Start of Block

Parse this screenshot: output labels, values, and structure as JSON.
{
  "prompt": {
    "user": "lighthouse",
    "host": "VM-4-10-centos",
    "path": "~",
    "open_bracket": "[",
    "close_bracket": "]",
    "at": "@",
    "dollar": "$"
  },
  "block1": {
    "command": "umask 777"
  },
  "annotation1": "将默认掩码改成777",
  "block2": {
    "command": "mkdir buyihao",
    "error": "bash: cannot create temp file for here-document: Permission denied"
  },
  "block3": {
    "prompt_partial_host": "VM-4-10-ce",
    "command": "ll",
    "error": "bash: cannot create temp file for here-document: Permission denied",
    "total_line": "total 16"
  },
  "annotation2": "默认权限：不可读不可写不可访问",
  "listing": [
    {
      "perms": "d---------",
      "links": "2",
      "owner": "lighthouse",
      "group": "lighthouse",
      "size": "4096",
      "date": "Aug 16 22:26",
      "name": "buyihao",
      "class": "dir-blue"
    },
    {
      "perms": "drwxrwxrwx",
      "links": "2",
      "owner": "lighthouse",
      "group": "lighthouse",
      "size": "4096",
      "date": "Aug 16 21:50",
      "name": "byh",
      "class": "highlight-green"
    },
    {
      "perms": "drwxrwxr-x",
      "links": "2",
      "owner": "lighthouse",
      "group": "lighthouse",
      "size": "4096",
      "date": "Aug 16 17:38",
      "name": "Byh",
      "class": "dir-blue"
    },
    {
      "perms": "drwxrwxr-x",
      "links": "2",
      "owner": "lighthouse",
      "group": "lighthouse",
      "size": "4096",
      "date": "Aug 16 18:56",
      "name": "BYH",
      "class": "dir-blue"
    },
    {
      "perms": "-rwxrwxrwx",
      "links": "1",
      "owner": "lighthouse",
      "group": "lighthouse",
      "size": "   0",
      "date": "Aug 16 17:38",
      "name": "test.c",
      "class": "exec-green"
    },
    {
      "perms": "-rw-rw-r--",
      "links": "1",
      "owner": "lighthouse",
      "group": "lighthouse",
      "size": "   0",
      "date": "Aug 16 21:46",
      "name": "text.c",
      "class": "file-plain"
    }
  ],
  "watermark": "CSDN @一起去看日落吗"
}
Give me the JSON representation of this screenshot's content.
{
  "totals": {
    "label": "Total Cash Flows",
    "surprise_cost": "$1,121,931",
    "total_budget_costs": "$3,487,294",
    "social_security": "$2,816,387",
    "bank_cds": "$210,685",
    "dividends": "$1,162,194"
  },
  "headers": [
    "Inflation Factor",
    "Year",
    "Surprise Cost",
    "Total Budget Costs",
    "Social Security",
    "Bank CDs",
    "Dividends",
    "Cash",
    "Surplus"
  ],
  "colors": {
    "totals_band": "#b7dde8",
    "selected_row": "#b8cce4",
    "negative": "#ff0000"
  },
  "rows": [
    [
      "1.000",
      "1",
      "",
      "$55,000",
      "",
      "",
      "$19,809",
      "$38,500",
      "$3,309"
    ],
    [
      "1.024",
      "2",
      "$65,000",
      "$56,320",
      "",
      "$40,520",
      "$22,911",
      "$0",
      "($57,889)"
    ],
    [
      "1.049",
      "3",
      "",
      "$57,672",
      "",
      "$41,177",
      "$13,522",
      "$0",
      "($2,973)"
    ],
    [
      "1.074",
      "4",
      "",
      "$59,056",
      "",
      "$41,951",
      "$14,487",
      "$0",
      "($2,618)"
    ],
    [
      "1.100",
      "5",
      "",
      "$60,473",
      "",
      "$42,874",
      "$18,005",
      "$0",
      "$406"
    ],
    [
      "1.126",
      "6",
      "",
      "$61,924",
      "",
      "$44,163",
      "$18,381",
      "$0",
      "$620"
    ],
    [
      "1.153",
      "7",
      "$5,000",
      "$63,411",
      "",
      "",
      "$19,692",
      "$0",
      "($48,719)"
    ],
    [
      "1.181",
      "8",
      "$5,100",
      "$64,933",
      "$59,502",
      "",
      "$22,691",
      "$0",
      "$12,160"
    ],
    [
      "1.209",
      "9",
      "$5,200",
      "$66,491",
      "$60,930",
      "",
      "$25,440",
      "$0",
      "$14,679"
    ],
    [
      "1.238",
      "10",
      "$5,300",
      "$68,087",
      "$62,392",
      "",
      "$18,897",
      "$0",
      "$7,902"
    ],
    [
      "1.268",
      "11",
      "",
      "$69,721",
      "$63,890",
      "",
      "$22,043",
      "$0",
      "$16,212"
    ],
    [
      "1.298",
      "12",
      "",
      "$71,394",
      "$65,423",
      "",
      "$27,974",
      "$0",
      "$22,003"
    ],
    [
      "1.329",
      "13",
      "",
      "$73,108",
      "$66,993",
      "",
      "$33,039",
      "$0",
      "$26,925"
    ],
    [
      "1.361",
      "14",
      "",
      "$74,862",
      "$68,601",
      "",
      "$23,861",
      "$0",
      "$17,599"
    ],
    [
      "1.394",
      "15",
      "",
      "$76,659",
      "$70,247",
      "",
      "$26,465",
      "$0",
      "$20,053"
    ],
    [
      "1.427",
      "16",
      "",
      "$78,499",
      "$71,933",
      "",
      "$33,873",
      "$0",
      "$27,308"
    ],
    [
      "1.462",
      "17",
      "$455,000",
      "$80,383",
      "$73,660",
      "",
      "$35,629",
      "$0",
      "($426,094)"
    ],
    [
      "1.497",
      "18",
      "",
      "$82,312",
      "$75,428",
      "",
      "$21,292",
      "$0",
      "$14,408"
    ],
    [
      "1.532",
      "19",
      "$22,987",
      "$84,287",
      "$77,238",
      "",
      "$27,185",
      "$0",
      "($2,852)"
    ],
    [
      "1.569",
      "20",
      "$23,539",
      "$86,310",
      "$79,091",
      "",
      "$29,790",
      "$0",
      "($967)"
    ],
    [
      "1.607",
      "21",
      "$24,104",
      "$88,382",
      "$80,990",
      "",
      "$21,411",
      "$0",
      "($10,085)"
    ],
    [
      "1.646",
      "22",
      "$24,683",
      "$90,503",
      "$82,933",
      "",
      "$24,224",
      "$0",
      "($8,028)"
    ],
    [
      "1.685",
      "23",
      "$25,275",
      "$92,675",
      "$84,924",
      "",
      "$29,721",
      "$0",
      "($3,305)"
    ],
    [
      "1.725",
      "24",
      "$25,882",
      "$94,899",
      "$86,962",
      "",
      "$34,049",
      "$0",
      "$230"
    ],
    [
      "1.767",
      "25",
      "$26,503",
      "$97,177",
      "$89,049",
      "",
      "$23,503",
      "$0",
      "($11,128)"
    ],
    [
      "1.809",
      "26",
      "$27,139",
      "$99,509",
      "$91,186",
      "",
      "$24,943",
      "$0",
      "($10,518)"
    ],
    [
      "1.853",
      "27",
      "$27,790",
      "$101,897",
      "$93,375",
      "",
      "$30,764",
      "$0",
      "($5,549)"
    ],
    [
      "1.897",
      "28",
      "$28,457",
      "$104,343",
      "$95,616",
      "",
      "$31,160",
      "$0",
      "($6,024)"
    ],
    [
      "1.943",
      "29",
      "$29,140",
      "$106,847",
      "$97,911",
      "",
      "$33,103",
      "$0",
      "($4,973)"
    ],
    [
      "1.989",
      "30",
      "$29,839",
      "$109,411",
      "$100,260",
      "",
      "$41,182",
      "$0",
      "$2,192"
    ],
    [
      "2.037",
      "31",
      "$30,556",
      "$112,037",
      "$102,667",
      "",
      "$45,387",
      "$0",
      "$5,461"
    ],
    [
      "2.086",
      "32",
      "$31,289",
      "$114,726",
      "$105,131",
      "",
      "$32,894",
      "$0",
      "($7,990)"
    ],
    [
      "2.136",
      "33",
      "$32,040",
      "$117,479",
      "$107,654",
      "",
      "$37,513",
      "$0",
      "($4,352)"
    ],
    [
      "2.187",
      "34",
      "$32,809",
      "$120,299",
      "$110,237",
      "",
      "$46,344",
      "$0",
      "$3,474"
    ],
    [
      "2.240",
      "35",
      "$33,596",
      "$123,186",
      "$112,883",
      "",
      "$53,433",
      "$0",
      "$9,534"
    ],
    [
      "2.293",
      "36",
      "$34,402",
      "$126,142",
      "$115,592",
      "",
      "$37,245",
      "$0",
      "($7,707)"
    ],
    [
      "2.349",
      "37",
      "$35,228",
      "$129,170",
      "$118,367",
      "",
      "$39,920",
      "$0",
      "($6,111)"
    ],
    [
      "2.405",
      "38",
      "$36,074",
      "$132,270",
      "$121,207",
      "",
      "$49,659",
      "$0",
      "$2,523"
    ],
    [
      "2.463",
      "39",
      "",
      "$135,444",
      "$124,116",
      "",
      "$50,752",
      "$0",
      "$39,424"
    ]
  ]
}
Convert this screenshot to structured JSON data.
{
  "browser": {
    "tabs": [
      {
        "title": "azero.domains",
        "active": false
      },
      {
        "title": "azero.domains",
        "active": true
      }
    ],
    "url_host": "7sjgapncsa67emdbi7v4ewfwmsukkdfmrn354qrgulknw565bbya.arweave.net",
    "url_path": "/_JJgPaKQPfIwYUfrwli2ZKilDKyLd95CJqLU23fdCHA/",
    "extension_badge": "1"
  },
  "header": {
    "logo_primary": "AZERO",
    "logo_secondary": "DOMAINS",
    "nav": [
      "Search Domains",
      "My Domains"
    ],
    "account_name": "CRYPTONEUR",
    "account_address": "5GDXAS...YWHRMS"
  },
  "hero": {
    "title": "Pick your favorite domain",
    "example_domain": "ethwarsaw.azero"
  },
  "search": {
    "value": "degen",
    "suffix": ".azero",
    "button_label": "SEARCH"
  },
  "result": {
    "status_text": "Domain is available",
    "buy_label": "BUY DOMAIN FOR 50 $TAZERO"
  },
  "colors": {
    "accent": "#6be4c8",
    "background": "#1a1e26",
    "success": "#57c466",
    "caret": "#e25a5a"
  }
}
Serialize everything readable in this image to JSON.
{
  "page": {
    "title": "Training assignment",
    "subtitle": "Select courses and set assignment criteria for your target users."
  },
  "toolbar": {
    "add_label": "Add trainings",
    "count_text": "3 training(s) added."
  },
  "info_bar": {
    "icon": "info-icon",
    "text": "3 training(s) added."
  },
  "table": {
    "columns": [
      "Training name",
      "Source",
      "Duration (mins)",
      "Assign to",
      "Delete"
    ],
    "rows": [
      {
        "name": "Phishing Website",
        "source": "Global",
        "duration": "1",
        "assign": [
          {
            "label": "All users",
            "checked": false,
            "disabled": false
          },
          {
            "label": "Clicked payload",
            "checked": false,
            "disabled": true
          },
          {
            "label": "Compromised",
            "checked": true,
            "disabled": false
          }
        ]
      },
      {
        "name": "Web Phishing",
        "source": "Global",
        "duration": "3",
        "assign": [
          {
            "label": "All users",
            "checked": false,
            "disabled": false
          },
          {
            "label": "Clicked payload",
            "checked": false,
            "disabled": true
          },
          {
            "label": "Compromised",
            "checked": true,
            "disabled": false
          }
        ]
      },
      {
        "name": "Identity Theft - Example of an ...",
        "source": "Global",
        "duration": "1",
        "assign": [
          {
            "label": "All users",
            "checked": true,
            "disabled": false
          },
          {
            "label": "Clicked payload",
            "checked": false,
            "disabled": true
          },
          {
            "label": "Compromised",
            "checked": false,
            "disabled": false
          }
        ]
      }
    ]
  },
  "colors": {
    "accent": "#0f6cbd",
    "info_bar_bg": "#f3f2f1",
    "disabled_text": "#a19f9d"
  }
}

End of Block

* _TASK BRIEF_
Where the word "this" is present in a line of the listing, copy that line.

* _SOLUTION_
Parse this screenshot: output labels, values, and structure as JSON.
Give me the JSON representation of this screenshot's content.
Convert this screenshot to structured JSON data.
Serialize everything readable in this image to JSON.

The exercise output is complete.